Print the following entries without any change.

Page and application data records
>>>

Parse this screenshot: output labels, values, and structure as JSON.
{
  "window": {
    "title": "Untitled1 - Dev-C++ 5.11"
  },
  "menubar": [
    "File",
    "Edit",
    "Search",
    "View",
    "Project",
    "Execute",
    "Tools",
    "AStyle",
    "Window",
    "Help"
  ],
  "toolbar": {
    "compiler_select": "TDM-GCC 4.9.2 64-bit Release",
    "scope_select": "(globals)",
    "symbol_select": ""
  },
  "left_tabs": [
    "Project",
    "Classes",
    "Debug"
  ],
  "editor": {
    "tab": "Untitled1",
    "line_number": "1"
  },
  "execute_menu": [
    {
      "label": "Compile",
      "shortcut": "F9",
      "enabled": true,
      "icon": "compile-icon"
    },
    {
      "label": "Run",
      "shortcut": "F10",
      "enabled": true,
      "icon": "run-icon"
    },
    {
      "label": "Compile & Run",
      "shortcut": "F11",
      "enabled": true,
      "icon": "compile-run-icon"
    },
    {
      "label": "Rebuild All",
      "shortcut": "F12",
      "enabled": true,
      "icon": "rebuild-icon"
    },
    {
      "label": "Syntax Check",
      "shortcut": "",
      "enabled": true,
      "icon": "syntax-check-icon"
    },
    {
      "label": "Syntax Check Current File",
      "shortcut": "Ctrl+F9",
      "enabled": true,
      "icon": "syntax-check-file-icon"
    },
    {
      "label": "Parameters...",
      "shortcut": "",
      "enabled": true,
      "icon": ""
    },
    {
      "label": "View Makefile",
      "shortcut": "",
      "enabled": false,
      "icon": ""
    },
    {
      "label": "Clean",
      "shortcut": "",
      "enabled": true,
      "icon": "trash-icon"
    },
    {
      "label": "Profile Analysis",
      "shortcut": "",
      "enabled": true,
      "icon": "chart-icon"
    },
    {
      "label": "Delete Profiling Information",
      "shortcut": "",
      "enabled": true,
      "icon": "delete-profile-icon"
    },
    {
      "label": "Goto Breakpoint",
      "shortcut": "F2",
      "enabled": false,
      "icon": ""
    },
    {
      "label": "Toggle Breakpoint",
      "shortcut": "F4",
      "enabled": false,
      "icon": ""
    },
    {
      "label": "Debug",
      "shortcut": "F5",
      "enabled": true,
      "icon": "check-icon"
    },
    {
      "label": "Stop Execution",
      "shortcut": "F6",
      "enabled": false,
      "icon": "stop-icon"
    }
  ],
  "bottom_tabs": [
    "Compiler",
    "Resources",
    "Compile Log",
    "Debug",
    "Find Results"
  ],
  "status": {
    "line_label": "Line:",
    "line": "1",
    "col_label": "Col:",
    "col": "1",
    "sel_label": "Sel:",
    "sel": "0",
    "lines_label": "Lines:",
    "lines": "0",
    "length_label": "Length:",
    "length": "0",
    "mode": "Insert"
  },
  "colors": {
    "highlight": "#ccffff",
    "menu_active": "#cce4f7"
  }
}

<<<

## Answer section:
Parse this screenshot: output labels, values, and structure as JSON.
{
  "window": {
    "title": "Untitled1 - Dev-C++ 5.11"
  },
  "menubar": [
    "File",
    "Edit",
    "Search",
    "View",
    "Project",
    "Execute",
    "Tools",
    "AStyle",
    "Window",
    "Help"
  ],
  "toolbar": {
    "compiler_select": "TDM-GCC 4.9.2 64-bit Release",
    "scope_select": "(globals)",
    "symbol_select": ""
  },
  "left_tabs": [
    "Project",
    "Classes",
    "Debug"
  ],
  "editor": {
    "tab": "Untitled1",
    "line_number": "1"
  },
  "execute_menu": [
    {
      "label": "Compile",
      "shortcut": "F9",
      "enabled": true,
      "icon": "compile-icon"
    },
    {
      "label": "Run",
      "shortcut": "F10",
      "enabled": true,
      "icon": "run-icon"
    },
    {
      "label": "Compile & Run",
      "shortcut": "F11",
      "enabled": true,
      "icon": "compile-run-icon"
    },
    {
      "label": "Rebuild All",
      "shortcut": "F12",
      "enabled": true,
      "icon": "rebuild-icon"
    },
    {
      "label": "Syntax Check",
      "shortcut": "",
      "enabled": true,
      "icon": "syntax-check-icon"
    },
    {
      "label": "Syntax Check Current File",
      "shortcut": "Ctrl+F9",
      "enabled": true,
      "icon": "syntax-check-file-icon"
    },
    {
      "label": "Parameters...",
      "shortcut": "",
      "enabled": true,
      "icon": ""
    },
    {
      "label": "View Makefile",
      "shortcut": "",
      "enabled": false,
      "icon": ""
    },
    {
      "label": "Clean",
      "shortcut": "",
      "enabled": true,
      "icon": "trash-icon"
    },
    {
      "label": "Profile Analysis",
      "shortcut": "",
      "enabled": true,
      "icon": "chart-icon"
    },
    {
      "label": "Delete Profiling Information",
      "shortcut": "",
      "enabled": true,
      "icon": "delete-profile-icon"
    },
    {
      "label": "Goto Breakpoint",
      "shortcut": "F2",
      "enabled": false,
      "icon": ""
    },
    {
      "label": "Toggle Breakpoint",
      "shortcut": "F4",
      "enabled": false,
      "icon": ""
    },
    {
      "label": "Debug",
      "shortcut": "F5",
      "enabled": true,
      "icon": "check-icon"
    },
    {
      "label": "Stop Execution",
      "shortcut": "F6",
      "enabled": false,
      "icon": "stop-icon"
    }
  ],
  "bottom_tabs": [
    "Compiler",
    "Resources",
    "Compile Log",
    "Debug",
    "Find Results"
  ],
  "status": {
    "line_label": "Line:",
    "line": "1",
    "col_label": "Col:",
    "col": "1",
    "sel_label": "Sel:",
    "sel": "0",
    "lines_label": "Lines:",
    "lines": "0",
    "length_label": "Length:",
    "length": "0",
    "mode": "Insert"
  },
  "colors": {
    "highlight": "#ccffff",
    "menu_active": "#cce4f7"
  }
}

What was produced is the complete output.